Democrats and the bill would've failed."

Patients can exceed the limits with a doctor's explicit say-so, Leno noted,
and "it's a floor, it's not a ceiling -- any local government can decide to
increase that amount." He also said privacy concerns arose as San Francisco
began its own, similar ID card registry system; three years later, about
7,000 people have signed up for it and it's lauded by patients, physicians
and police.

"This is all voluntary, no one has to do any of it, but we wanted to design
it so people will be attracted to it and feel there is safety and comfort in
it," he said. "Sometimes it takes time to prove that .. and you're never
going to get complete consensus. This is a product of hard work and
compromise."

Jones' Oakland cooperative has issued ID cards for years, so if the
possession limits hadn't been added, he said, "I would've been completely in
support of the bill." The limits make no sense, he complained: just one
well-tended plant grown outside can yield more than eight ounces, an instant
violation.

Yet "across the board in the state of California, 80 percent of our
membership think this is a good thing ... they're like, 'Oh, now I can
grow!'"he said. "If this list helps patients not to have to get arrested and
have their gardens seized, it's a step forward."

Jones has worked with Rosenthal and supported him in his tangle with federal
law, yet noted Rosenthal "chastised me for months" after Jones agreed to a
6-pound, 144-plant limit Oakland set in 1998. It was the state's most
liberal policy by far -- later halved by City Council in 2001 -- but
Rosenthal opposes any limits.

"He comes from a different mindset completely," Jones said of Rosenthal, but
he respects that mindset because it will help define the debate as the
Attorney General reviews whether the limits are adequate, as the new law
requires.

Opinions may differ, but ultimately the medical marijuana movement finds
common ground. On Saturday that ground was in San Francisco, where Jones,
Sherer and Leno were among co-hosts of a fundraiser to benefit Rosenthal's
appeal of his federal criminal conviction.

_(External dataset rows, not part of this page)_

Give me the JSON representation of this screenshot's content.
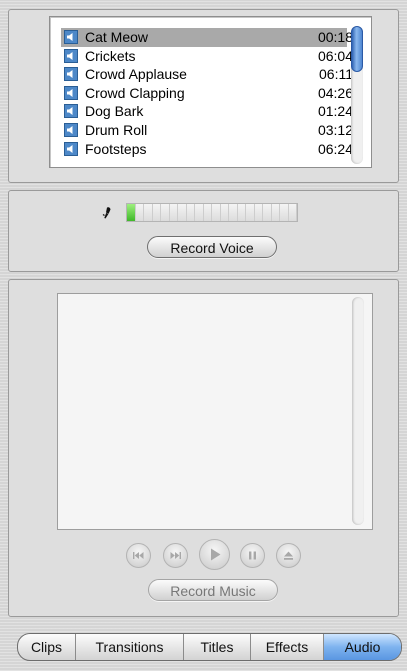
{
  "audio_list": {
    "items": [
      {
        "name": "Cat Meow",
        "duration": "00:18",
        "selected": true
      },
      {
        "name": "Crickets",
        "duration": "06:04"
      },
      {
        "name": "Crowd Applause",
        "duration": "06:11"
      },
      {
        "name": "Crowd Clapping",
        "duration": "04:26"
      },
      {
        "name": "Dog Bark",
        "duration": "01:24"
      },
      {
        "name": "Drum Roll",
        "duration": "03:12"
      },
      {
        "name": "Footsteps",
        "duration": "06:24"
      }
    ]
  },
  "voice": {
    "record_label": "Record Voice",
    "level_fraction": 0.05
  },
  "music": {
    "record_label": "Record Music",
    "transport": [
      "rewind-icon",
      "fast-forward-icon",
      "play-icon",
      "pause-icon",
      "eject-icon"
    ]
  },
  "tabs": [
    {
      "label": "Clips"
    },
    {
      "label": "Transitions"
    },
    {
      "label": "Titles"
    },
    {
      "label": "Effects"
    },
    {
      "label": "Audio",
      "active": true
    }
  ],
  "colors": {
    "accent_blue": "#5a96e2",
    "selection_gray": "#a9a9a9",
    "meter_green": "#3fb82a"
  }
}
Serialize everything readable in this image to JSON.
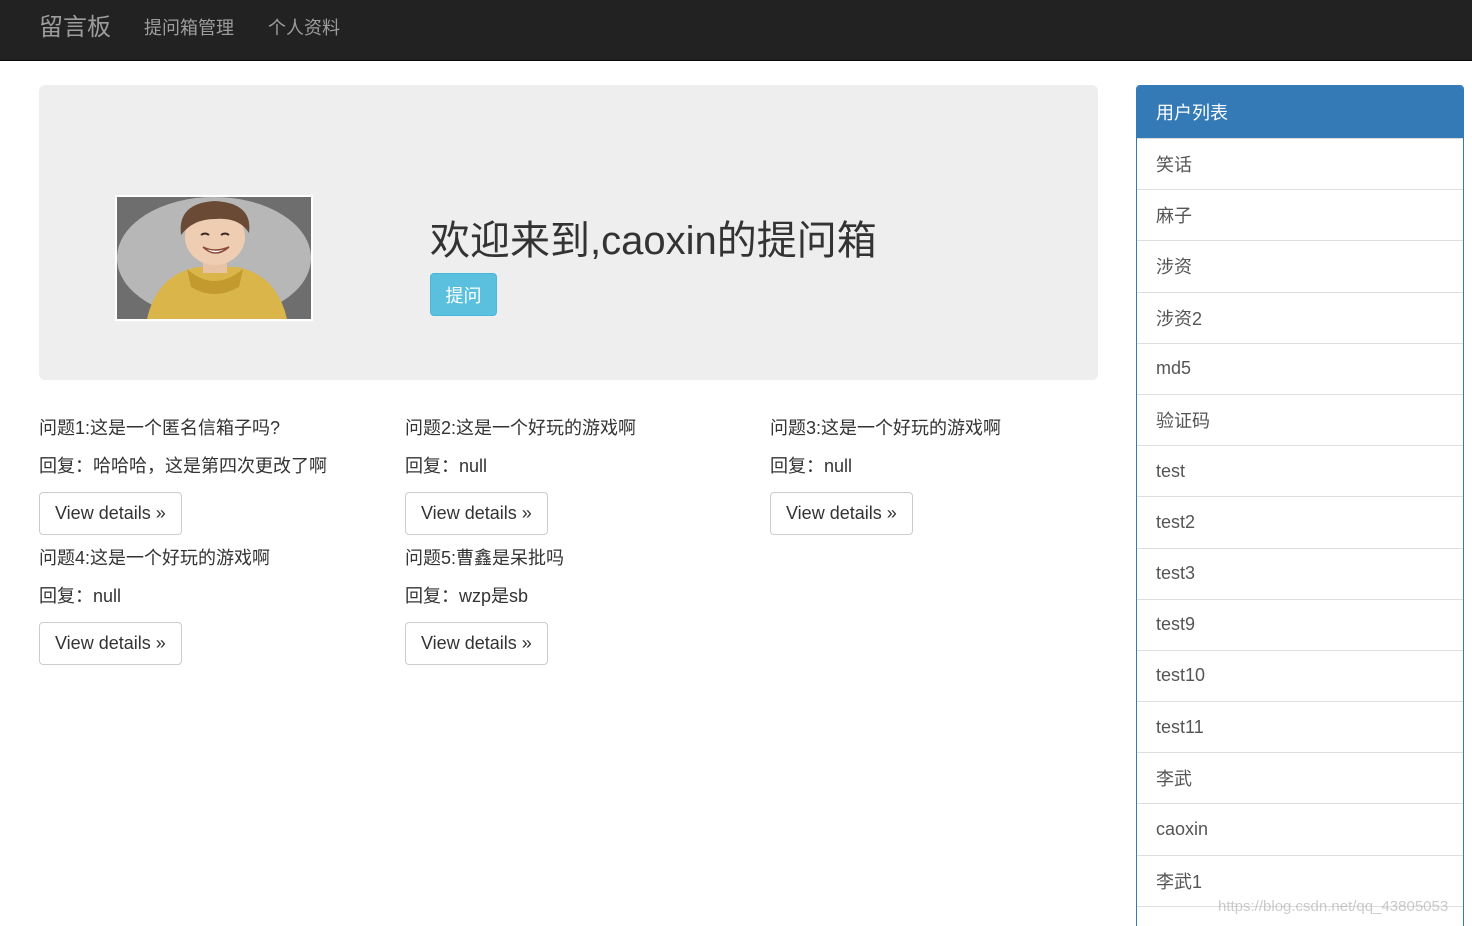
{
  "navbar": {
    "brand": "留言板",
    "links": [
      "提问箱管理",
      "个人资料"
    ]
  },
  "jumbotron": {
    "welcome": "欢迎来到,caoxin的提问箱",
    "ask_button": "提问"
  },
  "questions": [
    {
      "title": "问题1:这是一个匿名信箱子吗?",
      "reply": "回复：哈哈哈，这是第四次更改了啊",
      "button": "View details »"
    },
    {
      "title": "问题2:这是一个好玩的游戏啊",
      "reply": "回复：null",
      "button": "View details »"
    },
    {
      "title": "问题3:这是一个好玩的游戏啊",
      "reply": "回复：null",
      "button": "View details »"
    },
    {
      "title": "问题4:这是一个好玩的游戏啊",
      "reply": "回复：null",
      "button": "View details »"
    },
    {
      "title": "问题5:曹鑫是呆批吗",
      "reply": "回复：wzp是sb",
      "button": "View details »"
    }
  ],
  "user_panel": {
    "title": "用户列表",
    "users": [
      "笑话",
      "麻子",
      "涉资",
      "涉资2",
      "md5",
      "验证码",
      "test",
      "test2",
      "test3",
      "test9",
      "test10",
      "test11",
      "李武",
      "caoxin",
      "李武1",
      ""
    ]
  },
  "watermark": "https://blog.csdn.net/qq_43805053",
  "colors": {
    "navbar_bg": "#222222",
    "jumbotron_bg": "#eeeeee",
    "info_button": "#5bc0de",
    "panel_primary": "#337ab7"
  }
}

Pubdate: Sun, 19 Oct 2003
Source: Oakland Tribune, The (CA)
Copyright: 2003 MediaNews Group, Inc. and ANG Newspapers
Contact: triblet@angnewspapers.com
Website: East Bay Times - Contra Costa and Alameda county news, sports, entertainment, lifestyle and commentary